  • Here’s everything you wanted to know about creating an external bootable disk for use with macOS 11 and 12 but were too afraid to ask.
  • I haven’t talked to the good folks at StarWind in a while (I miss you Max!), but this article on the new All-NVMe StarWind Backup Appliance by Paolo made for some interesting reading.
  • I loved this article from Chin-Fah on storage fear, uncertainty, and doubt (FUD). I’ve seen a fair bit of it slung about having been a customer and partner of some big storage vendors over the years.
  • This whitepaper from Preston on some of the challenges with data protection and long-term retention is brilliant and well worth the read.
  • Finally, I don’t know how I came across this article on hacking Playstation 2 machines, but here you go. Worth a read if only for the labels on some of the discs.

Cohesity DataProtect Delivered As A Service – SaaS Connector

I recently wrote about my experience with Cohesity DataProtect Delivered as a Service. One thing I didn’t really go into in that article was the networking and resource requirements for the SaaS Connector deployment. It’s nothing earth-shattering, but I thought it was worthwhile noting nonetheless.

In terms of the VM that you deploy for each SaaS Connector, it has the following system requirements:

  • 4 CPUs
  • 10 GB RAM
  • 20 GB disk space (100 MB throughput, 100 IOPs)
  • Outbound Internet connection

In terms of scaleability, the advice from Cohesity at the time of writing is to deploy “one SaaS Connector for each 160 VMs or 16 TB of source data.
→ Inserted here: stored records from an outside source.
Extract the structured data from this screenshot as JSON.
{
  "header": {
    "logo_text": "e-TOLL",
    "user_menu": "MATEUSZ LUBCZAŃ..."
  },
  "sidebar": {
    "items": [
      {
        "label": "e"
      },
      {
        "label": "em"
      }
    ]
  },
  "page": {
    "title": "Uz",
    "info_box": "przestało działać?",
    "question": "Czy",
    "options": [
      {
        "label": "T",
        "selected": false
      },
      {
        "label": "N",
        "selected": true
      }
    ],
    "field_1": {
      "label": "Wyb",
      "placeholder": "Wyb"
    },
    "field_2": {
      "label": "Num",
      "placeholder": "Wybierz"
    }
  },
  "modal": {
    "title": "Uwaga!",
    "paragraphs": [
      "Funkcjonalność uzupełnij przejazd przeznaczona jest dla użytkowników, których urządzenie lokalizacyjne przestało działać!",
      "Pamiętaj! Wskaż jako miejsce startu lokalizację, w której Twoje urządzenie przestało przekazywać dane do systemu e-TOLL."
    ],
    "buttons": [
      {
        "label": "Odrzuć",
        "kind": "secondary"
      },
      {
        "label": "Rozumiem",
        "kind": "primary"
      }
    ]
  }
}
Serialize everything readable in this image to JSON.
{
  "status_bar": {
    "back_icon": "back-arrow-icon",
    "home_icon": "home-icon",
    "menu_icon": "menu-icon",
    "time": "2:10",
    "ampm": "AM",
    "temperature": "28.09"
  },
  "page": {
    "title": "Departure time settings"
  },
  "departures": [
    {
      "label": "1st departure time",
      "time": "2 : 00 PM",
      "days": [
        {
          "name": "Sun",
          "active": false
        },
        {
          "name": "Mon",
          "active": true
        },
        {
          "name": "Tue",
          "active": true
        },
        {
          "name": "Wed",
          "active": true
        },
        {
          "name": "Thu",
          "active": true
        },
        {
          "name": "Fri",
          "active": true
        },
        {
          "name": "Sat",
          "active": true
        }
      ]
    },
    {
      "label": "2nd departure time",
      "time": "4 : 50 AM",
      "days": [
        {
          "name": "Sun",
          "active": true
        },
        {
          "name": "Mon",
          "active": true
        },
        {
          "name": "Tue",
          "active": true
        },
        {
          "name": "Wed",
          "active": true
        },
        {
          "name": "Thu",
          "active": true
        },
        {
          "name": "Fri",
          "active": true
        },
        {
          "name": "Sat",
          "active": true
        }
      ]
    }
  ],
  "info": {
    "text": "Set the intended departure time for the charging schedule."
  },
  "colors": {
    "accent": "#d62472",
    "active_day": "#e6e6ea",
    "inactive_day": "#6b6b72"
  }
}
If you have more data, we recommend that you stagger their first full backups”. Note that this is subject to change. The outbound Internet connectivity is important. You’ll (hopefully) have some kind of firewall in place, so the following ports need to be open.

Port
Protocol
Target
Direction (from Connector)
Purpose

443

TCP

helios.cohesity.com

Outgoing

Connection used for control path

443

TCP

helios-data.cohesity.com

Outgoing

Used to send telemetry data

22, 443

TCP

rt.cohesity.com

Outgoing

Support channel

11117

TCP

*.dmaas.helios.cohesity.com

Outgoing

Connection used for data path

29991

TCP

*.dmaas.helios.cohesity.com

Outgoing

Connection used for data path

443

TCP

*.cloudfront.net

Outgoing

To download upgrade packages

443

TCP

*.amazonaws.com

Outgoing

For S3 data traffic

123, 323

UDP

ntp.google.com or internal NTP

Outgoing

Clock sync

53

TCP & UDP

8.8.8.8 or internal DNS

Bidirectional

Host resolution

Cohesity recommends that you deploy more than one SaaS Connector, and you can scale them out depending on the number of VMs / how much data you’re protecting with the service.

If you’re having concerns with bandwidth, you can configure the bandwidth used by the SaaS Connector via Helios.

Navigate to Settings -> SaaS Connections and click on Bandwidth Usage Options. You can then add a rule.

You then schedule bandwidth usage, potentially for quiet times (particularly useful in small environments where Internet connections may be shared with end users). There’s support for upload and download traffic, and multiple schedules as well.

And that’s pretty much it. Once you have your SaaS Connectors deployed you can monitor everything from Helios.